◆ AIM OF THE EXERCISE ◆
Pull out each line of the data that includes the word "icon".

◆ DATA SUPPLIED ◆
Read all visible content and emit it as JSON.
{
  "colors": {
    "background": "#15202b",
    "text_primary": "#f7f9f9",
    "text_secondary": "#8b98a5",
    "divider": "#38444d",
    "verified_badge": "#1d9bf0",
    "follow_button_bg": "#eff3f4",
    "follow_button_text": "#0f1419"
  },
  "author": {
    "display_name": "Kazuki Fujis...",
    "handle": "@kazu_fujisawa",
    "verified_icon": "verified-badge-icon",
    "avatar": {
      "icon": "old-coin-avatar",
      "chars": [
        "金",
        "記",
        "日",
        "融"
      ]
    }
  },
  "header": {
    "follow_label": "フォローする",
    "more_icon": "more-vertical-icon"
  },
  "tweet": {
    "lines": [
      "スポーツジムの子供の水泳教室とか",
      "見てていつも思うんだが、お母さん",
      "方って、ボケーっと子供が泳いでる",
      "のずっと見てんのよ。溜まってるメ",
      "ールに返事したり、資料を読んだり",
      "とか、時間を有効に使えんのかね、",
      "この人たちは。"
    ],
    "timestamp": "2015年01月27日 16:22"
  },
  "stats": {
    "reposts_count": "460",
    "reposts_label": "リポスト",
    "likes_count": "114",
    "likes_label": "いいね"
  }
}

◆ RESPONSE BOX ◆
    "verified_icon": "verified-badge-icon",
      "icon": "old-coin-avatar",
    "more_icon": "more-vertical-icon"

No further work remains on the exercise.